▶ _ASSIGNED TASK_
Report each line from the records where the string "Please" turns up.

▶ _RECORDS SUPPLIED_
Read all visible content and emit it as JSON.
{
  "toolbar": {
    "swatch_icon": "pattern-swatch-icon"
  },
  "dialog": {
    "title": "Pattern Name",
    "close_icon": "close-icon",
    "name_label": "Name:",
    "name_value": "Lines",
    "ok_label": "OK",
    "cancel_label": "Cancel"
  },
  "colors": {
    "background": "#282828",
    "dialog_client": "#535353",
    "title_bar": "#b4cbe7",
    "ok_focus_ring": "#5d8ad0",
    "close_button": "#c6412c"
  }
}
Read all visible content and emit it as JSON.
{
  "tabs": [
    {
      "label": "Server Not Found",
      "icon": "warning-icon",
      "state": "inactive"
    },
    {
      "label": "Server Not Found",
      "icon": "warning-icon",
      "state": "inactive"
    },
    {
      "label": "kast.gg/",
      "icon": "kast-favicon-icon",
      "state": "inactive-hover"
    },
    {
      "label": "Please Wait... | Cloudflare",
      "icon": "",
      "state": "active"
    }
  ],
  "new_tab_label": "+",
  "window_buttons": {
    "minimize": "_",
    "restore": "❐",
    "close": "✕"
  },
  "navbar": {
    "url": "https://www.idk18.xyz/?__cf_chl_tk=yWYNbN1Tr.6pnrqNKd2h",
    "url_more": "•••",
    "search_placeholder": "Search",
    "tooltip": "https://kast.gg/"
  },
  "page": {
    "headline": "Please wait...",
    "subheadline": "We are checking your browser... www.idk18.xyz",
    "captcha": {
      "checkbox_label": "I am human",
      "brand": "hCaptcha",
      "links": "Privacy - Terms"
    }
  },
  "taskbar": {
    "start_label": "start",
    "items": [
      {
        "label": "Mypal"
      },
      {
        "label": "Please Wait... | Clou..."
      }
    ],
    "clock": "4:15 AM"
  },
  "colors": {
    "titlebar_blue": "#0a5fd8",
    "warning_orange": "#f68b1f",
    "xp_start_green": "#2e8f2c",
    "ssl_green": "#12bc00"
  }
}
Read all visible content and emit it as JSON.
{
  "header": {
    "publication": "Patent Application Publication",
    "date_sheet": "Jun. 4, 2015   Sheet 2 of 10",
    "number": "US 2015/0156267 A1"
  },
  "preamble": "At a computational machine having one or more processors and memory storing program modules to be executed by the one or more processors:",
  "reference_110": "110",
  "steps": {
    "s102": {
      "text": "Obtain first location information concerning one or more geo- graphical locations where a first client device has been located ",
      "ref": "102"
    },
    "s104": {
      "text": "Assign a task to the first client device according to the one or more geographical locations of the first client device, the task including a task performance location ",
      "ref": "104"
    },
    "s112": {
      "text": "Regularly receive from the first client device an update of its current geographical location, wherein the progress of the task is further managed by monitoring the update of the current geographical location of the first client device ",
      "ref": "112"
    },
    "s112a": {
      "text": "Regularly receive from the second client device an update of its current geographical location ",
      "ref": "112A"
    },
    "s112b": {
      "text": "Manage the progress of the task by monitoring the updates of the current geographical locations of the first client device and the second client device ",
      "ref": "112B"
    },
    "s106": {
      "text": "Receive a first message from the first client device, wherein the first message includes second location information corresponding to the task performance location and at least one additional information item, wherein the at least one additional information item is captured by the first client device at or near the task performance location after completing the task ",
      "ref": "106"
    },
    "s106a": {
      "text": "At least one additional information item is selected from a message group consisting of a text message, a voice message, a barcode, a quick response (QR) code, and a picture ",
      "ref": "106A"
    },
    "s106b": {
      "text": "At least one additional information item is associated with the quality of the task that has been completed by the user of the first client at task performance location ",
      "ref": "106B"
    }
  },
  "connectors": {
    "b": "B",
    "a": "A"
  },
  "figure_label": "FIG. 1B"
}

▶ _EXPECTED ANSWER_
      "label": "Please Wait... | Cloudflare",
    "headline": "Please wait...",
        "label": "Please Wait... | Clou..."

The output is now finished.